The global slowdown has impacted employment opportunities in various parts of the world with many destinations, which were top of the mind, not providing too many jobs for Indian professionals any more. However, the good news is that the Indian government is playing a pro-active role in diversifying the migration of its skilled workers from some regions such as the Gulf to other emerging areas such as Continental Europe.
“We need to diversify our migration base, most of which is currently in the Gulf countries. We would like to see more skilled Indians to go Europe,” G Gurucharan, joint secretary in the ministry of overseas Indian affairs recently said.
The ministry is taking various steps to facilitate such movement including signing a labour mobility partnership agreement with Denmark, which was done earlier this year. The MoU, the first of its kind signed with any European nation, facilitates legal migration of workers from India to meet the growing demand for skilled and trained workers in the Danish economy.
Denmark has started a ‘Work in Denmark’ centre in New Delhi to promote job opportunities for Indians.
Various other European nations too, which are facing changing demographics and an ageing population, are looking at the skilled and young Indian workforce for their needs.
The Blue Card scheme, which is in the pipeline, will open up attractive employment opportunities across various EU countries for highly-skilled Indian professionals. The EU Council has adopted the Blue Card directive in May 2009, which will establish more attractive conditions for third-country workers to take up highly qualified employment in the EU, by creating a fast-track procedure for issuing a special residence and work permit. The Blue Card will facilitate access to the EU labour market for highly qualified third-country workers to the EU, with the ultimate goal of creating a competitive knowledge economy.
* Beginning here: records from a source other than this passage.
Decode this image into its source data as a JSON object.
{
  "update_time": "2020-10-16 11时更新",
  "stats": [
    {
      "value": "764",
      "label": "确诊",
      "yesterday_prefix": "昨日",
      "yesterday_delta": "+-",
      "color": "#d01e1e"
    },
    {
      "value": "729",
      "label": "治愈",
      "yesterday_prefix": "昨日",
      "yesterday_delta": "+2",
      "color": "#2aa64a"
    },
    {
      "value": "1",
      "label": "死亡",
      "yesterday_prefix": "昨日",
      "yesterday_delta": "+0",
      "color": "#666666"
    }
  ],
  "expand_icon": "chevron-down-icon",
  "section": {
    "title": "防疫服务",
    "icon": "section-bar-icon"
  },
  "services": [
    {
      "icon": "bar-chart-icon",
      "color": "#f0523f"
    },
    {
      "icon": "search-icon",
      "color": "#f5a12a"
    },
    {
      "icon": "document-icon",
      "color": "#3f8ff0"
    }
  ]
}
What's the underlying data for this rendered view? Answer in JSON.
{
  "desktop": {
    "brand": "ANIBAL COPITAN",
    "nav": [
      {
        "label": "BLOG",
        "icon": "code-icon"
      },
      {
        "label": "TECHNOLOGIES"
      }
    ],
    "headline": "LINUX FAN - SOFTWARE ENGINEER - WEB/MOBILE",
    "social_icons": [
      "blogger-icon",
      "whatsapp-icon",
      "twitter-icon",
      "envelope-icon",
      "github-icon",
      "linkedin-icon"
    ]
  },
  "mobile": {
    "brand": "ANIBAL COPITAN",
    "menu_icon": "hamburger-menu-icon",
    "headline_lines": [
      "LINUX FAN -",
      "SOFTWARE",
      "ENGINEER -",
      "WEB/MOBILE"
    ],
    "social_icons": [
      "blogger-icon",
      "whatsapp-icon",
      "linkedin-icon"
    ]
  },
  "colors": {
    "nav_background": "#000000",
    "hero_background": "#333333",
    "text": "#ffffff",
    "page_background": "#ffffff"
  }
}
And despite the crisis in Dubai, the Gulf region too has job opportunities left for Indian workers. “While some of the countries in that region have seen lower numbers in terms of employment opportunities, others such as Saudi Arabia are actually providing more employment for Indian workers. In fact, even in the United Arab Emirates, while jobs in Dubai have shrunk, more jobs have been created in the other Emirates than before,” K Mohandas, secretary, MOIA, said.
There are around 2 million Indians employed in the UAE and another 2 million in Saudi Arabia. Another country in the Gulf region, which is emerging as a destination for Indian professionals, is Libya.
“Last year there were 6000 Indian professionals - both skilled and unskilled - who went to Libya with jobs. There are various emerging employment opportunities here and Indians are very comfortable working in this country. This year, we expect the number of Indians coming to Libya to increase further,” said Ms M Manimekalai, high commissioner of India to Malta.
Again if Europe and America are proving a problem, skilled Indians can now discover a new continent in Africa. Indians with special skills, students and entrepreneurs can now look to South Africa as an immigration destination. The South African government is geared up towards attracting more skilled people from India to fill up gaps in the local job market of highly skilled individuals.